======== Material for this exercise

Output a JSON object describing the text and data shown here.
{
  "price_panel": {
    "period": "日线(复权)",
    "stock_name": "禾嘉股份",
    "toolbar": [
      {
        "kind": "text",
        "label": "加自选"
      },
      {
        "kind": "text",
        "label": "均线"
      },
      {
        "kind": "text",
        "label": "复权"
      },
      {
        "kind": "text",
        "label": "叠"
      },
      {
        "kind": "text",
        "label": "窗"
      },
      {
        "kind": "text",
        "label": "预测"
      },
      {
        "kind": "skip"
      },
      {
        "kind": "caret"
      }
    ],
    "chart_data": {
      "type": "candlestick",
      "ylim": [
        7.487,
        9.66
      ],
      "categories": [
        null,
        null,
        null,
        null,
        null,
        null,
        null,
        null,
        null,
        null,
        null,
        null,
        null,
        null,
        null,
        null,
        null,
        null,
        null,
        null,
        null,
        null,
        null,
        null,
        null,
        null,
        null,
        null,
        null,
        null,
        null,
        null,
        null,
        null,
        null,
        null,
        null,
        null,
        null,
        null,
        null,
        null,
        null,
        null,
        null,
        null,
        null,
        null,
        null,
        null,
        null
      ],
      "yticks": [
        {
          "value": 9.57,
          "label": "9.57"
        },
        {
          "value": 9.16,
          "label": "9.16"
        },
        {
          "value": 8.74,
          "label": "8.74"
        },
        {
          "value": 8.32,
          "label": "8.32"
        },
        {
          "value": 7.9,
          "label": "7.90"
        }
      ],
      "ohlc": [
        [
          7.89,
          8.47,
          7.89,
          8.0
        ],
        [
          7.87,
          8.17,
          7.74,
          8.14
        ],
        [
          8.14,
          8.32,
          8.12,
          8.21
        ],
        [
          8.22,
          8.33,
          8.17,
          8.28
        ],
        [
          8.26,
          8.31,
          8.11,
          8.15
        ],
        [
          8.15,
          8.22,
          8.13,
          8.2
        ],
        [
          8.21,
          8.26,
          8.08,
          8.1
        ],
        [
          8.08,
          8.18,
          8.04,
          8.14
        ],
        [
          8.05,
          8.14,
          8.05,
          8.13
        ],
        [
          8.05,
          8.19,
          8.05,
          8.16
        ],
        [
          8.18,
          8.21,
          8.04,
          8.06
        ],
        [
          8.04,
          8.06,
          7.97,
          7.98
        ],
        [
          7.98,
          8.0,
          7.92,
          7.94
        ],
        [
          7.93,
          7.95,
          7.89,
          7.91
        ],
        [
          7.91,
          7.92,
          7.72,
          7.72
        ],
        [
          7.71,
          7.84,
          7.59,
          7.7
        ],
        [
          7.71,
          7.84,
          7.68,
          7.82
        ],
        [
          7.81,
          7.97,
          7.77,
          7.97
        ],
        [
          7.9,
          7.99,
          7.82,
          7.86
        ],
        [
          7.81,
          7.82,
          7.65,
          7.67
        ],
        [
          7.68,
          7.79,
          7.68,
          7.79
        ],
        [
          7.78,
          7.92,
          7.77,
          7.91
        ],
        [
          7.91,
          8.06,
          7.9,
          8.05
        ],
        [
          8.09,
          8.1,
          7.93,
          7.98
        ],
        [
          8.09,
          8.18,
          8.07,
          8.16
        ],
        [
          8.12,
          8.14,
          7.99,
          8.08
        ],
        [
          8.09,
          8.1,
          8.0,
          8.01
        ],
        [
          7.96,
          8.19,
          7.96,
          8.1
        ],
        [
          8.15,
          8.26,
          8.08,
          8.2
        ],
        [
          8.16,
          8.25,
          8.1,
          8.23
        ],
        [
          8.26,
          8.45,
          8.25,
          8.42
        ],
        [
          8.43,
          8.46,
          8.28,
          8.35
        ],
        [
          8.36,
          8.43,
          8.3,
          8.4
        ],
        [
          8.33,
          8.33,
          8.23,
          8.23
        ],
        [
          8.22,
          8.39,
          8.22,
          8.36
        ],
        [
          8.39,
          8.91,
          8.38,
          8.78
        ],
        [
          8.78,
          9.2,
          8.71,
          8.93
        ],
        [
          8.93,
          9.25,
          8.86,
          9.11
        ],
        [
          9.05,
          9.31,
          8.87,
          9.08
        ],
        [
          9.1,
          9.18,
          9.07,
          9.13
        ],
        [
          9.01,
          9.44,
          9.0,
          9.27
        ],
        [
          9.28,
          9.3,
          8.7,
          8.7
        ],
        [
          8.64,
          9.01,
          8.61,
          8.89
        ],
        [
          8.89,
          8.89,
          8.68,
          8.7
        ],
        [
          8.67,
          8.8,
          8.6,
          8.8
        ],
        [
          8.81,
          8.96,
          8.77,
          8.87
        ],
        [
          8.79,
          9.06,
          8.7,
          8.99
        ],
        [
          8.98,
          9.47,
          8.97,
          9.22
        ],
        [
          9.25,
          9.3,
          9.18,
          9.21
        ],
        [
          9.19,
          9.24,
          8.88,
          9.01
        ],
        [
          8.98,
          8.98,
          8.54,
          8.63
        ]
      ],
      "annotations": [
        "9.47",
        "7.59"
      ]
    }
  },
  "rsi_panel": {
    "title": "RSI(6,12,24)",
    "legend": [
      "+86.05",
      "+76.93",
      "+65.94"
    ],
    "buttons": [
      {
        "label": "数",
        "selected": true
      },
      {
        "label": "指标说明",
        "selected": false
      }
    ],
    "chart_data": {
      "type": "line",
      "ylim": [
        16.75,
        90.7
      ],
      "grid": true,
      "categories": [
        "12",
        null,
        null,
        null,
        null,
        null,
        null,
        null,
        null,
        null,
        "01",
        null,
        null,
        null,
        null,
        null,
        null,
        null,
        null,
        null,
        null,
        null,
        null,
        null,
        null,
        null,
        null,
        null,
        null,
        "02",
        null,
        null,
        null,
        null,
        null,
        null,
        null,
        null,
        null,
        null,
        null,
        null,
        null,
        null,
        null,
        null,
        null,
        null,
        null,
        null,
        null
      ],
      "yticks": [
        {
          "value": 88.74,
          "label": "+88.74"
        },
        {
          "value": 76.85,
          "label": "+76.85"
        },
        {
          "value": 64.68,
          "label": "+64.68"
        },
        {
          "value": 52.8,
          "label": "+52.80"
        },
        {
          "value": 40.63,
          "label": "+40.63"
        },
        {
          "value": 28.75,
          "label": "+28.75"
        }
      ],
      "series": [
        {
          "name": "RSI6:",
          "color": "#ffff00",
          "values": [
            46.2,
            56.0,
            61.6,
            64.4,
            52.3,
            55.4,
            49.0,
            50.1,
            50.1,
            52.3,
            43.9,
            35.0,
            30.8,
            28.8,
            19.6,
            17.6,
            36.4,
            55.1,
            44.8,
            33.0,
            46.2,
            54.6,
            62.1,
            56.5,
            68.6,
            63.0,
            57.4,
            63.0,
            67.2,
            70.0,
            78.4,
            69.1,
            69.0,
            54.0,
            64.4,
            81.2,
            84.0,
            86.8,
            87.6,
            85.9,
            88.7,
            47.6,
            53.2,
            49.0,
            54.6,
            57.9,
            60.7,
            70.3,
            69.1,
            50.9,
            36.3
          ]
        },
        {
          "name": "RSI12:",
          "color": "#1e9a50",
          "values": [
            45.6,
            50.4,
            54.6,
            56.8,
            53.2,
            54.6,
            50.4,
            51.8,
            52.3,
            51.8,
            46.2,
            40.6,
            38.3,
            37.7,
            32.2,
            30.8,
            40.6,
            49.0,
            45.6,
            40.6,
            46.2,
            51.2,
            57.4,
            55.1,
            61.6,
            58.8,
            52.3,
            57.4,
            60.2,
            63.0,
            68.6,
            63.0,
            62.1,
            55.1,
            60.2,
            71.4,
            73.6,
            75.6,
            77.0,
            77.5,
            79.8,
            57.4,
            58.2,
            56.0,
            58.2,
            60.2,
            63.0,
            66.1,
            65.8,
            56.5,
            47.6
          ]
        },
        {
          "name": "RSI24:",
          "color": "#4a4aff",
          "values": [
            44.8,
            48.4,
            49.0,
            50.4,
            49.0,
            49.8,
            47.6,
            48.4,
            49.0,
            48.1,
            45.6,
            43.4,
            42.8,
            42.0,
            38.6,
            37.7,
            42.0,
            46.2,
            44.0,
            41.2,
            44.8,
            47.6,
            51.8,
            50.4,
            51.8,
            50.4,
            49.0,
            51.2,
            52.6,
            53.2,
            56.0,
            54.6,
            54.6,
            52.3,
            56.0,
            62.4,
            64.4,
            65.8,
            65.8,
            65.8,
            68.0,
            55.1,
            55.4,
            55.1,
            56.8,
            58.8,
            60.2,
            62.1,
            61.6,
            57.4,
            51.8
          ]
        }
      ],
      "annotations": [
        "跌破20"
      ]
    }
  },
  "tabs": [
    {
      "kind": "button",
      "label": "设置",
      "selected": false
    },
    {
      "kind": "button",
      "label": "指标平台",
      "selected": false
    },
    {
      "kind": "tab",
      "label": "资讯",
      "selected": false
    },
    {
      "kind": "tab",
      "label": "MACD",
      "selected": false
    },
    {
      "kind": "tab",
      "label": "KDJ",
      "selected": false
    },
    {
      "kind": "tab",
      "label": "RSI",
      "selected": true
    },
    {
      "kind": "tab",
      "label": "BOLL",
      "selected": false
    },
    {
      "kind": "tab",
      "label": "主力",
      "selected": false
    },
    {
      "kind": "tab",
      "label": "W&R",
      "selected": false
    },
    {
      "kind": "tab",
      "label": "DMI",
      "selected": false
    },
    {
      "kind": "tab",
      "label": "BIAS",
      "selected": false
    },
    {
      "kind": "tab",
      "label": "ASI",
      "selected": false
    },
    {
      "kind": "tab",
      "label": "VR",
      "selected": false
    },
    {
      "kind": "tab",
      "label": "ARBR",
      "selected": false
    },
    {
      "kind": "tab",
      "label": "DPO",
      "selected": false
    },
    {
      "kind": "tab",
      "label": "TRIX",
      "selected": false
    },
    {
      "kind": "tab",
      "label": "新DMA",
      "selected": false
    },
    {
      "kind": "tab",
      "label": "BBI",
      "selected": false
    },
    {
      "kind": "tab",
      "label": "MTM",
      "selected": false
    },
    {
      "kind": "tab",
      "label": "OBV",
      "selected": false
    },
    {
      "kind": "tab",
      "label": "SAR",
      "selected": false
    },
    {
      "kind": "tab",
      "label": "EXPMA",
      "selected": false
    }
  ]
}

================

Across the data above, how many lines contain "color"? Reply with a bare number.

3